### What needs to be done
Read through the listing below, and copy every line where the string "JSON" appears.
*** Begin section ***
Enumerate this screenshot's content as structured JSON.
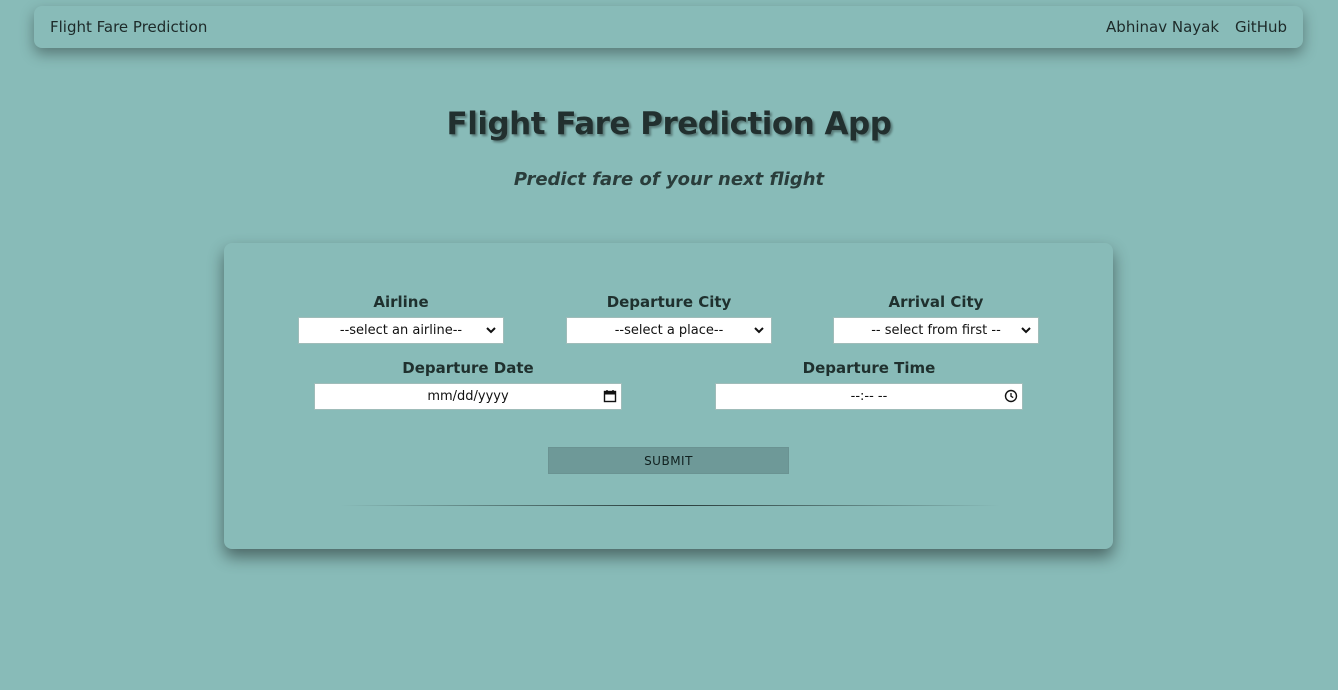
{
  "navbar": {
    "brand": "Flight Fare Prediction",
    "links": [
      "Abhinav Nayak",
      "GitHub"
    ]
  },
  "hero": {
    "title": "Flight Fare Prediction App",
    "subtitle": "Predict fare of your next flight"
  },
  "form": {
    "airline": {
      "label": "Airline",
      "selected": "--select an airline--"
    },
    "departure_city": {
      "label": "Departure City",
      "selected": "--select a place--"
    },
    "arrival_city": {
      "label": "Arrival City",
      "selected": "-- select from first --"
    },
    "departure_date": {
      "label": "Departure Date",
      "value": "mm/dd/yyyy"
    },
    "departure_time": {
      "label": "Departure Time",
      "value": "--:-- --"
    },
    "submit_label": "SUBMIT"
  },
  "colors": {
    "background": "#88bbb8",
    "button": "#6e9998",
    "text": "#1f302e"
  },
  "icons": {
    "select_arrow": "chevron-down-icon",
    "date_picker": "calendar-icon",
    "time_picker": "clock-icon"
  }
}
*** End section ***
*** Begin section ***
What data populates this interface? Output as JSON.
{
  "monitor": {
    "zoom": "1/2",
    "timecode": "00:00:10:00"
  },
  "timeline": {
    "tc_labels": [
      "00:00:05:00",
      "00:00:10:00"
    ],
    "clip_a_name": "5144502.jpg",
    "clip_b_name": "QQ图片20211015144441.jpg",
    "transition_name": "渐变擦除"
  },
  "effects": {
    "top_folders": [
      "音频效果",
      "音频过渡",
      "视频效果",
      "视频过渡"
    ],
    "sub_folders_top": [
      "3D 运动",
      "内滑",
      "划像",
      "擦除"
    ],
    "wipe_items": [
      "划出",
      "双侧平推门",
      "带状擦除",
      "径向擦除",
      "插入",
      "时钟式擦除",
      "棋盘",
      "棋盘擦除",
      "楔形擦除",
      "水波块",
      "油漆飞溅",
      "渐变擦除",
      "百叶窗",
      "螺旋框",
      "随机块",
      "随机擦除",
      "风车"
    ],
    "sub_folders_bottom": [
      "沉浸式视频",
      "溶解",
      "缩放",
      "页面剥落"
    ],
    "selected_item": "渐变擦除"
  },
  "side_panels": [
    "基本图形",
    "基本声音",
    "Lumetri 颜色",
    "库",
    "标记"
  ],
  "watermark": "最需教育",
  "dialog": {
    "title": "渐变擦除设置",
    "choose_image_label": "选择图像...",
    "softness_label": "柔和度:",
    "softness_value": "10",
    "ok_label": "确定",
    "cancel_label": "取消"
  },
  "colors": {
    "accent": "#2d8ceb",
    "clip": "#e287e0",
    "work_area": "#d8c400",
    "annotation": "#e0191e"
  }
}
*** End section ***
### Answer
Enumerate this screenshot's content as structured JSON.
What data populates this interface? Output as JSON.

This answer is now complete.